:: The task ::
Here the job is to print all of the entries below verbatim and leave out any picture.

(Collected data entries)
============

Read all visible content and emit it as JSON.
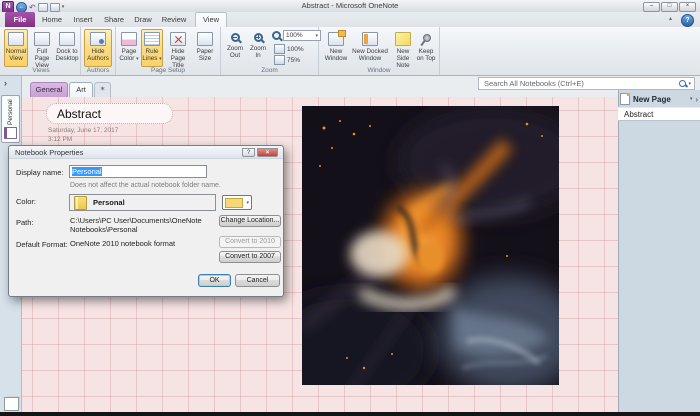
{
  "window": {
    "title": "Abstract - Microsoft OneNote",
    "logo_letter": "N",
    "controls": {
      "minimize": "–",
      "maximize": "□",
      "close": "×",
      "collapse_ribbon": "▴",
      "help": "?"
    }
  },
  "icons": {
    "dropdown": "▾",
    "chevron_right": "›",
    "back": "←",
    "undo": "↶",
    "star": "✶"
  },
  "ribbon": {
    "tabs": [
      {
        "label": "File"
      },
      {
        "label": "Home"
      },
      {
        "label": "Insert"
      },
      {
        "label": "Share"
      },
      {
        "label": "Draw"
      },
      {
        "label": "Review"
      },
      {
        "label": "View"
      }
    ],
    "views": {
      "label": "Views",
      "buttons": [
        {
          "label1": "Normal",
          "label2": "View"
        },
        {
          "label1": "Full Page",
          "label2": "View"
        },
        {
          "label1": "Dock to",
          "label2": "Desktop"
        }
      ]
    },
    "authors": {
      "label": "Authors",
      "buttons": [
        {
          "label1": "Hide",
          "label2": "Authors"
        }
      ]
    },
    "page_setup": {
      "label": "Page Setup",
      "buttons": [
        {
          "label1": "Page",
          "label2": "Color"
        },
        {
          "label1": "Rule",
          "label2": "Lines"
        },
        {
          "label1": "Hide",
          "label2": "Page Title"
        },
        {
          "label1": "Paper",
          "label2": "Size"
        }
      ]
    },
    "zoom": {
      "label": "Zoom",
      "out1": "Zoom",
      "out2": "Out",
      "in1": "Zoom",
      "in2": "In",
      "combo_value": "100%",
      "btn_100": "100%",
      "btn_75": "75%"
    },
    "window_group": {
      "label": "Window",
      "buttons": [
        {
          "label1": "New",
          "label2": "Window"
        },
        {
          "label1": "New Docked",
          "label2": "Window"
        },
        {
          "label1": "New Side",
          "label2": "Note"
        },
        {
          "label1": "Keep",
          "label2": "on Top"
        }
      ]
    }
  },
  "search": {
    "placeholder": "Search All Notebooks (Ctrl+E)"
  },
  "nav": {
    "notebook": "Personal"
  },
  "sections": {
    "tabs": [
      {
        "label": "General"
      },
      {
        "label": "Art"
      }
    ]
  },
  "page": {
    "title": "Abstract",
    "date": "Saturday, June 17, 2017",
    "time": "3:12 PM"
  },
  "panel": {
    "header": "New Page",
    "pages": [
      {
        "title": "Abstract"
      }
    ]
  },
  "dialog": {
    "title": "Notebook Properties",
    "display_name_label": "Display name:",
    "display_name_value": "Personal",
    "display_name_note": "Does not affect the actual notebook folder name.",
    "color_label": "Color:",
    "color_preview_name": "Personal",
    "path_label": "Path:",
    "path_line1": "C:\\Users\\PC User\\Documents\\OneNote",
    "path_line2": "Notebooks\\Personal",
    "default_format_label": "Default Format:",
    "default_format_value": "OneNote 2010 notebook format",
    "change_location": "Change Location...",
    "convert_2010": "Convert to 2010",
    "convert_2007": "Convert to 2007",
    "ok": "OK",
    "cancel": "Cancel"
  },
  "colors": {
    "accent_purple": "#82307f",
    "toggle_highlight": "#f9d268",
    "swatch_yellow": "#f6d876",
    "page_bg": "#f6e4e4"
  }
}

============

:: Final answer ::
Read all visible content and emit it as JSON.
{
  "window": {
    "title": "Abstract - Microsoft OneNote",
    "logo_letter": "N",
    "controls": {
      "minimize": "–",
      "maximize": "□",
      "close": "×",
      "collapse_ribbon": "▴",
      "help": "?"
    }
  },
  "icons": {
    "dropdown": "▾",
    "chevron_right": "›",
    "back": "←",
    "undo": "↶",
    "star": "✶"
  },
  "ribbon": {
    "tabs": [
      {
        "label": "File"
      },
      {
        "label": "Home"
      },
      {
        "label": "Insert"
      },
      {
        "label": "Share"
      },
      {
        "label": "Draw"
      },
      {
        "label": "Review"
      },
      {
        "label": "View"
      }
    ],
    "views": {
      "label": "Views",
      "buttons": [
        {
          "label1": "Normal",
          "label2": "View"
        },
        {
          "label1": "Full Page",
          "label2": "View"
        },
        {
          "label1": "Dock to",
          "label2": "Desktop"
        }
      ]
    },
    "authors": {
      "label": "Authors",
      "buttons": [
        {
          "label1": "Hide",
          "label2": "Authors"
        }
      ]
    },
    "page_setup": {
      "label": "Page Setup",
      "buttons": [
        {
          "label1": "Page",
          "label2": "Color"
        },
        {
          "label1": "Rule",
          "label2": "Lines"
        },
        {
          "label1": "Hide",
          "label2": "Page Title"
        },
        {
          "label1": "Paper",
          "label2": "Size"
        }
      ]
    },
    "zoom": {
      "label": "Zoom",
      "out1": "Zoom",
      "out2": "Out",
      "in1": "Zoom",
      "in2": "In",
      "combo_value": "100%",
      "btn_100": "100%",
      "btn_75": "75%"
    },
    "window_group": {
      "label": "Window",
      "buttons": [
        {
          "label1": "New",
          "label2": "Window"
        },
        {
          "label1": "New Docked",
          "label2": "Window"
        },
        {
          "label1": "New Side",
          "label2": "Note"
        },
        {
          "label1": "Keep",
          "label2": "on Top"
        }
      ]
    }
  },
  "search": {
    "placeholder": "Search All Notebooks (Ctrl+E)"
  },
  "nav": {
    "notebook": "Personal"
  },
  "sections": {
    "tabs": [
      {
        "label": "General"
      },
      {
        "label": "Art"
      }
    ]
  },
  "page": {
    "title": "Abstract",
    "date": "Saturday, June 17, 2017",
    "time": "3:12 PM"
  },
  "panel": {
    "header": "New Page",
    "pages": [
      {
        "title": "Abstract"
      }
    ]
  },
  "dialog": {
    "title": "Notebook Properties",
    "display_name_label": "Display name:",
    "display_name_value": "Personal",
    "display_name_note": "Does not affect the actual notebook folder name.",
    "color_label": "Color:",
    "color_preview_name": "Personal",
    "path_label": "Path:",
    "path_line1": "C:\\Users\\PC User\\Documents\\OneNote",
    "path_line2": "Notebooks\\Personal",
    "default_format_label": "Default Format:",
    "default_format_value": "OneNote 2010 notebook format",
    "change_location": "Change Location...",
    "convert_2010": "Convert to 2010",
    "convert_2007": "Convert to 2007",
    "ok": "OK",
    "cancel": "Cancel"
  },
  "colors": {
    "accent_purple": "#82307f",
    "toggle_highlight": "#f9d268",
    "swatch_yellow": "#f6d876",
    "page_bg": "#f6e4e4"
  }
}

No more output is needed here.